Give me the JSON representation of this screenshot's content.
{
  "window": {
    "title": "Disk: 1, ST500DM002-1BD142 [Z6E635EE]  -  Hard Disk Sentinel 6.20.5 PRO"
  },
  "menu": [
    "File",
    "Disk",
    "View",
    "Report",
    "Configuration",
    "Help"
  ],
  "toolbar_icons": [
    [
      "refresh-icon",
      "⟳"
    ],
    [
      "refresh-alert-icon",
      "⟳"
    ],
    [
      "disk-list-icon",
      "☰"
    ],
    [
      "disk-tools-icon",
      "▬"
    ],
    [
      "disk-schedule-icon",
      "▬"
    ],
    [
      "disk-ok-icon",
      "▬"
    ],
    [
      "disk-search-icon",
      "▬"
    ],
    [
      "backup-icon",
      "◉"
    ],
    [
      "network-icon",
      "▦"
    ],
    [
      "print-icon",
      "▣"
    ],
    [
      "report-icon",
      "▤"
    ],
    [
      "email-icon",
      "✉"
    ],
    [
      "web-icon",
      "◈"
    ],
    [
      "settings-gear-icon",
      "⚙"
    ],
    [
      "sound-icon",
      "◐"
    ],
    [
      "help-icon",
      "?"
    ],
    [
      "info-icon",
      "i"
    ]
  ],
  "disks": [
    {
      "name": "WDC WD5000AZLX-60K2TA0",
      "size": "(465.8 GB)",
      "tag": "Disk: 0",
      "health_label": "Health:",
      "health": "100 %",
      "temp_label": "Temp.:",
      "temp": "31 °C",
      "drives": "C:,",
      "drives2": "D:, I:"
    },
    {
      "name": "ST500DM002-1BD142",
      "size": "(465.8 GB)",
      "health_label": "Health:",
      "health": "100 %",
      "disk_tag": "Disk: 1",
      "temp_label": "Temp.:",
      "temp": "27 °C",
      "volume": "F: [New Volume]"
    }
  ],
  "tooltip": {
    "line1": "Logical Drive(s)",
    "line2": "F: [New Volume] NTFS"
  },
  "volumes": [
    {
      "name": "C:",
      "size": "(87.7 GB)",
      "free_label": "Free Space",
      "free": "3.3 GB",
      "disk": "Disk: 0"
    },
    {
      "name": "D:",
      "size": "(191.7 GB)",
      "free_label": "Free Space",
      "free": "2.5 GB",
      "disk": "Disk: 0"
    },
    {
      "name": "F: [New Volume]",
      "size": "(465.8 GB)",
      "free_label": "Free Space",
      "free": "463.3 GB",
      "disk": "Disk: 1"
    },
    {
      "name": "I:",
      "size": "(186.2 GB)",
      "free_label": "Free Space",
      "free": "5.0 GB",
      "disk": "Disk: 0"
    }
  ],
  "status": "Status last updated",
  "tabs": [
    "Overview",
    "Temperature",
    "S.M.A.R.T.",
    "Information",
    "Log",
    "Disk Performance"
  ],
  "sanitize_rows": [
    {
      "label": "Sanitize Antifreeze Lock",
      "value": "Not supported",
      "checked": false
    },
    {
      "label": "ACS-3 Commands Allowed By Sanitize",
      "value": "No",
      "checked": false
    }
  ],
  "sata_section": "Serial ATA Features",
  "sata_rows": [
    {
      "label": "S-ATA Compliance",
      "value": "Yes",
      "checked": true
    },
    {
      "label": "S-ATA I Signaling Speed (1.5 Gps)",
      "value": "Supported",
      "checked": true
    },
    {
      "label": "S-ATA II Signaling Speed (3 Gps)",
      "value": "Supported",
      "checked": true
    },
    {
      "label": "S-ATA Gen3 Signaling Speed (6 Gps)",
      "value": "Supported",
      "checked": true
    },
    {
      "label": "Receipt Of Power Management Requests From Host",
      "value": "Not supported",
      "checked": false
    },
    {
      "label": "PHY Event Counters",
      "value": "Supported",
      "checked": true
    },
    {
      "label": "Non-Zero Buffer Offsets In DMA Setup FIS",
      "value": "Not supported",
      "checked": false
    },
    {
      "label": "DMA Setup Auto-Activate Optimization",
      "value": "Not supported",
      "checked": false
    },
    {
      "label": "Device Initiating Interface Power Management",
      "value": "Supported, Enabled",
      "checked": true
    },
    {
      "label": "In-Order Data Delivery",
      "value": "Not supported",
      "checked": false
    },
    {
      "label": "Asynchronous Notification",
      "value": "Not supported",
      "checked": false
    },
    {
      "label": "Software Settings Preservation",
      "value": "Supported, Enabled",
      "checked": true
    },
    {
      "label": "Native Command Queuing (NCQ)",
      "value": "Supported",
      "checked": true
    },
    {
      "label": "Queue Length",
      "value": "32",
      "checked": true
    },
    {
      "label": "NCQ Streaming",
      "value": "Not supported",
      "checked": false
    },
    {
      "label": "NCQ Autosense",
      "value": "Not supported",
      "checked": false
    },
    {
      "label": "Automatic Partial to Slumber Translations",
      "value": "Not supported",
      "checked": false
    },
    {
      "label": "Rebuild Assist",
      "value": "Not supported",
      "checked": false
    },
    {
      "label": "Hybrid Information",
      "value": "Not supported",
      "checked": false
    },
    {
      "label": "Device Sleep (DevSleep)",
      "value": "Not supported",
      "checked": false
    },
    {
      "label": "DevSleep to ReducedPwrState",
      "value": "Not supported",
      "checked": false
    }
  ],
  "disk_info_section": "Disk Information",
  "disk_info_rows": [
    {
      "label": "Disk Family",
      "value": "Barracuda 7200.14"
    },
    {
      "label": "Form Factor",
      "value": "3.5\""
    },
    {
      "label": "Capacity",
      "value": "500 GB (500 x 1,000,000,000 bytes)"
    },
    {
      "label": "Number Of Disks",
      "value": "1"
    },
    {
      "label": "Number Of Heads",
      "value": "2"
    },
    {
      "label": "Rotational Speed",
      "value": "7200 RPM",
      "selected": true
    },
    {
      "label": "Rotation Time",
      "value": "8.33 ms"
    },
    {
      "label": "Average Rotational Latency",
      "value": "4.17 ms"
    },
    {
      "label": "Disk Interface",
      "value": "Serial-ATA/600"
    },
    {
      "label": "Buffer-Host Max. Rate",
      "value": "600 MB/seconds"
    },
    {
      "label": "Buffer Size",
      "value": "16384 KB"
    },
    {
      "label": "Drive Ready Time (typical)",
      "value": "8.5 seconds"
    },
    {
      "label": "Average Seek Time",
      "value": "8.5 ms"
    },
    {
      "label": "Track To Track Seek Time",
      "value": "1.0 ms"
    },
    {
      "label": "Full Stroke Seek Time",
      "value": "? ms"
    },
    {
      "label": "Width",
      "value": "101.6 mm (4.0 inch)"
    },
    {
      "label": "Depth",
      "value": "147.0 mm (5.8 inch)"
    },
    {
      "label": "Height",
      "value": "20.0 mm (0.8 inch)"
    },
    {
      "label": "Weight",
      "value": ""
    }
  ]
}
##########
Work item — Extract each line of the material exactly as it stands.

Solution for this task —
Give me the JSON representation of this screenshot's content.
{
  "window": {
    "title": "Disk: 1, ST500DM002-1BD142 [Z6E635EE]  -  Hard Disk Sentinel 6.20.5 PRO"
  },
  "menu": [
    "File",
    "Disk",
    "View",
    "Report",
    "Configuration",
    "Help"
  ],
  "toolbar_icons": [
    [
      "refresh-icon",
      "⟳"
    ],
    [
      "refresh-alert-icon",
      "⟳"
    ],
    [
      "disk-list-icon",
      "☰"
    ],
    [
      "disk-tools-icon",
      "▬"
    ],
    [
      "disk-schedule-icon",
      "▬"
    ],
    [
      "disk-ok-icon",
      "▬"
    ],
    [
      "disk-search-icon",
      "▬"
    ],
    [
      "backup-icon",
      "◉"
    ],
    [
      "network-icon",
      "▦"
    ],
    [
      "print-icon",
      "▣"
    ],
    [
      "report-icon",
      "▤"
    ],
    [
      "email-icon",
      "✉"
    ],
    [
      "web-icon",
      "◈"
    ],
    [
      "settings-gear-icon",
      "⚙"
    ],
    [
      "sound-icon",
      "◐"
    ],
    [
      "help-icon",
      "?"
    ],
    [
      "info-icon",
      "i"
    ]
  ],
  "disks": [
    {
      "name": "WDC WD5000AZLX-60K2TA0",
      "size": "(465.8 GB)",
      "tag": "Disk: 0",
      "health_label": "Health:",
      "health": "100 %",
      "temp_label": "Temp.:",
      "temp": "31 °C",
      "drives": "C:,",
      "drives2": "D:, I:"
    },
    {
      "name": "ST500DM002-1BD142",
      "size": "(465.8 GB)",
      "health_label": "Health:",
      "health": "100 %",
      "disk_tag": "Disk: 1",
      "temp_label": "Temp.:",
      "temp": "27 °C",
      "volume": "F: [New Volume]"
    }
  ],
  "tooltip": {
    "line1": "Logical Drive(s)",
    "line2": "F: [New Volume] NTFS"
  },
  "volumes": [
    {
      "name": "C:",
      "size": "(87.7 GB)",
      "free_label": "Free Space",
      "free": "3.3 GB",
      "disk": "Disk: 0"
    },
    {
      "name": "D:",
      "size": "(191.7 GB)",
      "free_label": "Free Space",
      "free": "2.5 GB",
      "disk": "Disk: 0"
    },
    {
      "name": "F: [New Volume]",
      "size": "(465.8 GB)",
      "free_label": "Free Space",
      "free": "463.3 GB",
      "disk": "Disk: 1"
    },
    {
      "name": "I:",
      "size": "(186.2 GB)",
      "free_label": "Free Space",
      "free": "5.0 GB",
      "disk": "Disk: 0"
    }
  ],
  "status": "Status last updated",
  "tabs": [
    "Overview",
    "Temperature",
    "S.M.A.R.T.",
    "Information",
    "Log",
    "Disk Performance"
  ],
  "sanitize_rows": [
    {
      "label": "Sanitize Antifreeze Lock",
      "value": "Not supported",
      "checked": false
    },
    {
      "label": "ACS-3 Commands Allowed By Sanitize",
      "value": "No",
      "checked": false
    }
  ],
  "sata_section": "Serial ATA Features",
  "sata_rows": [
    {
      "label": "S-ATA Compliance",
      "value": "Yes",
      "checked": true
    },
    {
      "label": "S-ATA I Signaling Speed (1.5 Gps)",
      "value": "Supported",
      "checked": true
    },
    {
      "label": "S-ATA II Signaling Speed (3 Gps)",
      "value": "Supported",
      "checked": true
    },
    {
      "label": "S-ATA Gen3 Signaling Speed (6 Gps)",
      "value": "Supported",
      "checked": true
    },
    {
      "label": "Receipt Of Power Management Requests From Host",
      "value": "Not supported",
      "checked": false
    },
    {
      "label": "PHY Event Counters",
      "value": "Supported",
      "checked": true
    },
    {
      "label": "Non-Zero Buffer Offsets In DMA Setup FIS",
      "value": "Not supported",
      "checked": false
    },
    {
      "label": "DMA Setup Auto-Activate Optimization",
      "value": "Not supported",
      "checked": false
    },
    {
      "label": "Device Initiating Interface Power Management",
      "value": "Supported, Enabled",
      "checked": true
    },
    {
      "label": "In-Order Data Delivery",
      "value": "Not supported",
      "checked": false
    },
    {
      "label": "Asynchronous Notification",
      "value": "Not supported",
      "checked": false
    },
    {
      "label": "Software Settings Preservation",
      "value": "Supported, Enabled",
      "checked": true
    },
    {
      "label": "Native Command Queuing (NCQ)",
      "value": "Supported",
      "checked": true
    },
    {
      "label": "Queue Length",
      "value": "32",
      "checked": true
    },
    {
      "label": "NCQ Streaming",
      "value": "Not supported",
      "checked": false
    },
    {
      "label": "NCQ Autosense",
      "value": "Not supported",
      "checked": false
    },
    {
      "label": "Automatic Partial to Slumber Translations",
      "value": "Not supported",
      "checked": false
    },
    {
      "label": "Rebuild Assist",
      "value": "Not supported",
      "checked": false
    },
    {
      "label": "Hybrid Information",
      "value": "Not supported",
      "checked": false
    },
    {
      "label": "Device Sleep (DevSleep)",
      "value": "Not supported",
      "checked": false
    },
    {
      "label": "DevSleep to ReducedPwrState",
      "value": "Not supported",
      "checked": false
    }
  ],
  "disk_info_section": "Disk Information",
  "disk_info_rows": [
    {
      "label": "Disk Family",
      "value": "Barracuda 7200.14"
    },
    {
      "label": "Form Factor",
      "value": "3.5\""
    },
    {
      "label": "Capacity",
      "value": "500 GB (500 x 1,000,000,000 bytes)"
    },
    {
      "label": "Number Of Disks",
      "value": "1"
    },
    {
      "label": "Number Of Heads",
      "value": "2"
    },
    {
      "label": "Rotational Speed",
      "value": "7200 RPM",
      "selected": true
    },
    {
      "label": "Rotation Time",
      "value": "8.33 ms"
    },
    {
      "label": "Average Rotational Latency",
      "value": "4.17 ms"
    },
    {
      "label": "Disk Interface",
      "value": "Serial-ATA/600"
    },
    {
      "label": "Buffer-Host Max. Rate",
      "value": "600 MB/seconds"
    },
    {
      "label": "Buffer Size",
      "value": "16384 KB"
    },
    {
      "label": "Drive Ready Time (typical)",
      "value": "8.5 seconds"
    },
    {
      "label": "Average Seek Time",
      "value": "8.5 ms"
    },
    {
      "label": "Track To Track Seek Time",
      "value": "1.0 ms"
    },
    {
      "label": "Full Stroke Seek Time",
      "value": "? ms"
    },
    {
      "label": "Width",
      "value": "101.6 mm (4.0 inch)"
    },
    {
      "label": "Depth",
      "value": "147.0 mm (5.8 inch)"
    },
    {
      "label": "Height",
      "value": "20.0 mm (0.8 inch)"
    },
    {
      "label": "Weight",
      "value": ""
    }
  ]
}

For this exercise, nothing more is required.